- Microsoft is planning to expand its Xbox Cloud Gaming service to include PC games and will use its Azure servers for this move.
- This initiative began when rumors emerged that Google was turning its cloud gaming service, Stadia, into a white-label product.
- Internal emails from Microsoft executives show how their discussions about offering cloud gaming as a Platform as a Service (PaaS) backend and streaming PC native games from Azure GPU SKUs.
With Windows and Xbox, Microsoft offers two of the most popular gaming platforms worldwide. Xbox Cloud Gaming, the company’s popular game streaming service, is limited to games that are compatible with the Xbox platform. It has now been revealed that the massive tech company intends to expand the scope of its Cloud Gaming service to include games that are also accessible on PCs.
Microsoft has been developing its plans for a while. They got underway in 2021 when rumors circulated that Google was going to transform Stadia, its cloud gaming platform, into a white-label product that other developers could use to sell their own games. Even while those allegations were untrue—especially since that Google has shut down Stadia—they nevertheless motivated Microsoft to develop a replacement.
The FTC case regarding the company’s acquisition of Activision Blizzard is the reason we have access to this information.Microsoft intends to use its Azure servers for the proposal, according to internal emails obtained by The Verge from the case.
Microsoft CEO Satya Nadella expressed his concerns in an email to three of his co-executives, Xbox head Phil Spencer, Cloud Gaming boss Kareem Choudhry, and Xbox Creator Experience chief Sarah Bond, following the emergence of speculations regarding Google’s plans for Stadia.
It said in the email, “Interesting… What does this mean, I wonder? They appear to have an advantage because their products are more general Linux virtual machines plus networks. But I take it that we’ll handle Game Pass PC in the same way? And if that’s the case, we can also offer Cloud Gaming as a PaaS backend with the same degree of freedom.”
Stated differently, Nadella feared that Google’s speculated intentions for Stadia would provide the corporation with a competitive edge over his own. He proposed that they take a similar approach with their Cloud Gaming service and make it available to developers as a product in order to neutralize this threat.

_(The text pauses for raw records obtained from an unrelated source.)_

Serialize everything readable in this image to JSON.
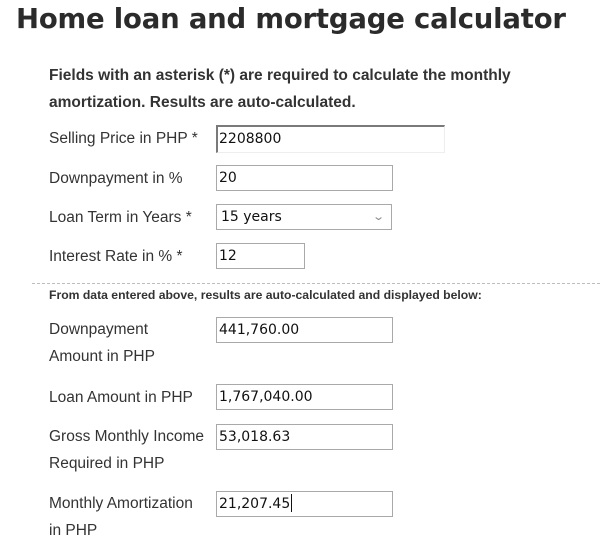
{
  "header": {
    "title": "Home loan and mortgage calculator"
  },
  "intro": {
    "text": "Fields with an asterisk (*) are required to calculate the monthly amortization. Results are auto-calculated."
  },
  "inputs": {
    "selling_price": {
      "label": "Selling Price in PHP *",
      "value": "2208800"
    },
    "downpayment_pct": {
      "label": "Downpayment in %",
      "value": "20"
    },
    "loan_term": {
      "label": "Loan Term in Years *",
      "value": "15 years",
      "icon": "chevron-down-icon"
    },
    "interest_rate": {
      "label": "Interest Rate in % *",
      "value": "12"
    }
  },
  "results_note": "From data entered above, results are auto-calculated and displayed below:",
  "results": {
    "downpayment_amount": {
      "label_line1": "Downpayment",
      "label_line2": "Amount in PHP",
      "value": "441,760.00"
    },
    "loan_amount": {
      "label": "Loan Amount in PHP",
      "value": "1,767,040.00"
    },
    "gross_income": {
      "label_line1": "Gross Monthly Income",
      "label_line2": "Required in PHP",
      "value": "53,018.63"
    },
    "monthly_amortization": {
      "label_line1": "Monthly Amortization",
      "label_line2": "in PHP",
      "value": "21,207.45"
    }
  }
}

In less than sixty minutes, Spencer answered Nadella’s email. The CEO of Xbox expressed his skepticism over the speculated Google move and—big news—he acknowledged that they were developing a streaming service for “PC native games from an Azure GPU SKU.” He acknowledged that it was plausible, even though he did not specifically state that they would provide the service as a white-label product like Google did.

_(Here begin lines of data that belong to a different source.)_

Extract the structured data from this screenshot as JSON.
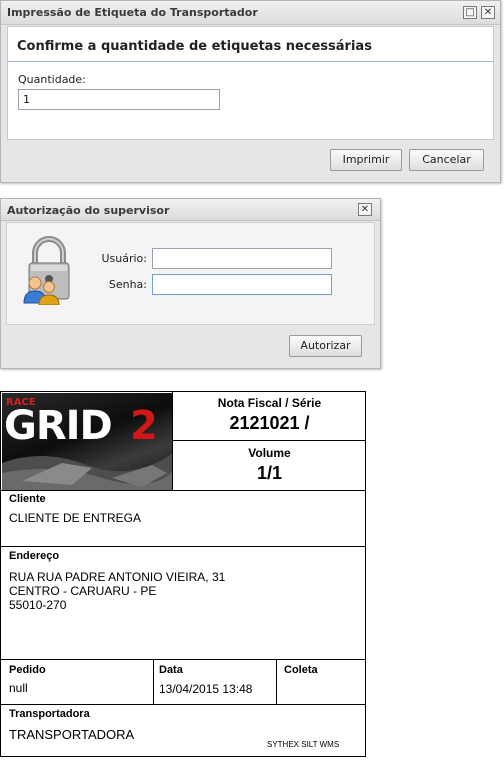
{
  "dialog1": {
    "title": "Impressão de Etiqueta do Transportador",
    "heading": "Confirme a quantidade de etiquetas necessárias",
    "quantity_label": "Quantidade:",
    "quantity_value": "1",
    "print_label": "Imprimir",
    "cancel_label": "Cancelar",
    "maximize_glyph": "□",
    "close_glyph": "✕"
  },
  "dialog2": {
    "title": "Autorização do supervisor",
    "user_label": "Usuário:",
    "user_value": "",
    "password_label": "Senha:",
    "password_value": "",
    "authorize_label": "Autorizar",
    "close_glyph": "✕",
    "icon": "lock-users-icon"
  },
  "shipping_label": {
    "logo_text": "GRID2",
    "logo_small": "GRID",
    "nf_title": "Nota Fiscal / Série",
    "nf_value": "2121021 /",
    "volume_title": "Volume",
    "volume_value": "1/1",
    "client_title": "Cliente",
    "client_value": "CLIENTE DE ENTREGA",
    "address_title": "Endereço",
    "address_line1": "RUA RUA PADRE ANTONIO VIEIRA, 31",
    "address_line2": "CENTRO - CARUARU - PE",
    "address_line3": "55010-270",
    "order_title": "Pedido",
    "order_value": "null",
    "date_title": "Data",
    "date_value": "13/04/2015 13:48",
    "pickup_title": "Coleta",
    "pickup_value": "",
    "carrier_title": "Transportadora",
    "carrier_value": "TRANSPORTADORA",
    "footer": "SYTHEX SILT WMS"
  }
}
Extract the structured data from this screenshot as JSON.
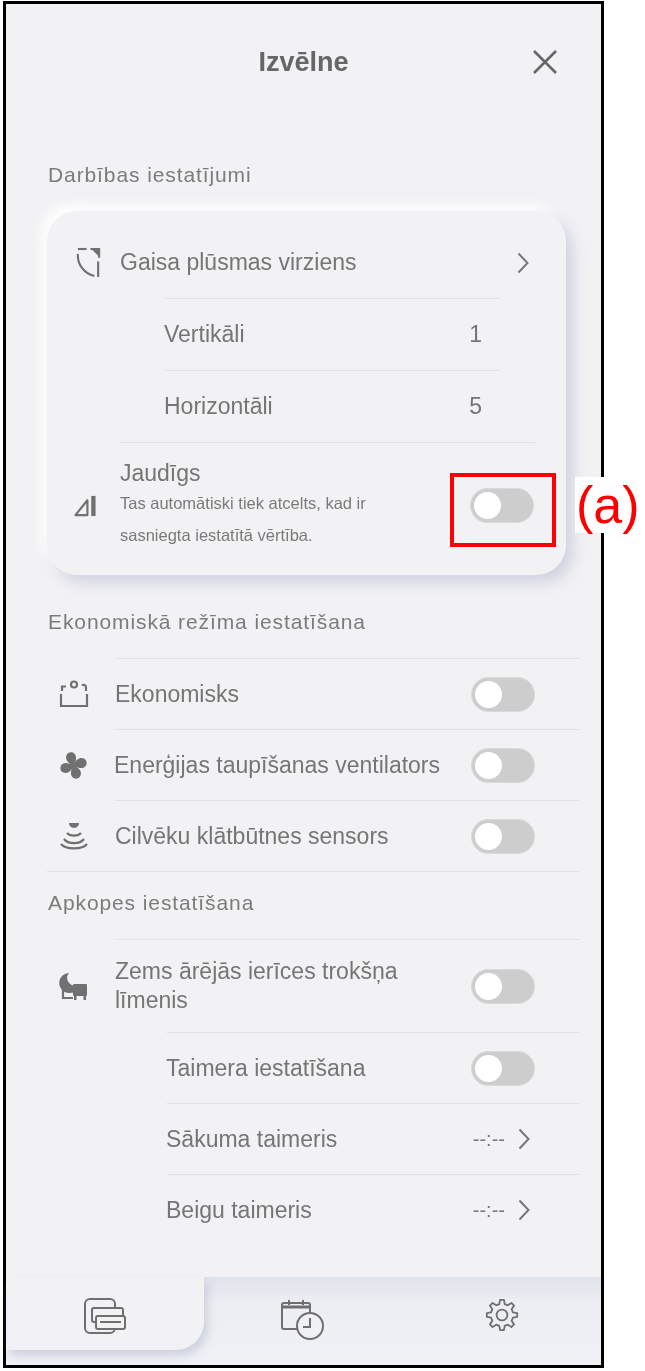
{
  "header": {
    "title": "Izvēlne"
  },
  "sections": [
    {
      "title": "Darbības iestatījumi",
      "kind": "card",
      "rows": [
        {
          "kind": "link",
          "label": "Gaisa plūsmas virziens",
          "children": [
            {
              "kind": "value",
              "label": "Vertikāli",
              "value": "1"
            },
            {
              "kind": "value",
              "label": "Horizontāli",
              "value": "5"
            }
          ]
        },
        {
          "kind": "toggle",
          "label": "Jaudīgs",
          "description": "Tas automātiski tiek atcelts, kad ir sasniegta iestatītā vērtība.",
          "on": false,
          "callout": "(a)"
        }
      ]
    },
    {
      "title": "Ekonomiskā režīma iestatīšana",
      "kind": "list",
      "rows": [
        {
          "kind": "toggle",
          "label": "Ekonomisks",
          "on": false
        },
        {
          "kind": "toggle",
          "label": "Enerģijas taupīšanas ventilators",
          "on": false
        },
        {
          "kind": "toggle",
          "label": "Cilvēku klātbūtnes sensors",
          "on": false
        }
      ]
    },
    {
      "title": "Apkopes iestatīšana",
      "kind": "list",
      "rows": [
        {
          "kind": "toggle",
          "label": "Zems ārējās ierīces trokšņa līmenis",
          "on": false,
          "children": [
            {
              "kind": "toggle",
              "label": "Taimera iestatīšana",
              "on": false
            },
            {
              "kind": "link",
              "label": "Sākuma taimeris",
              "value": "--:--"
            },
            {
              "kind": "link",
              "label": "Beigu taimeris",
              "value": "--:--"
            }
          ]
        }
      ]
    }
  ],
  "nav": [
    {
      "selected": true
    },
    {
      "selected": false
    },
    {
      "selected": false
    }
  ]
}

Choudhry added further insight and commentary to the discussion. Supporting Spencer’s ideas, he disclosed that he and Bond were working feverishly to come up with a way to provide PC games on Microsoft’s Cloud Gaming service.
He penned, “Phil is right. Together with Jason’s [Zander] team, Sarah [Bond] and I are advancing a viable Azure SKU as the first in a series that will meet external client demand for IAAS and power our xCloud PC streaming stack.”
Even though this meeting took place more than two years ago, there has been little sign that Microsoft has made significant progress toward its goals. The Verge did, however, confirm that they are still in progress. We believe that Microsoft de-accelerated its efforts following Google’s withdrawal of its threat to provide Stadia as a white-label product, which is the cause for this lack of development.
However, we hope the firm finally completes its intentions, since we believe gamers will profit from a Cloud Gaming service that delivers titles across PC and Xbox.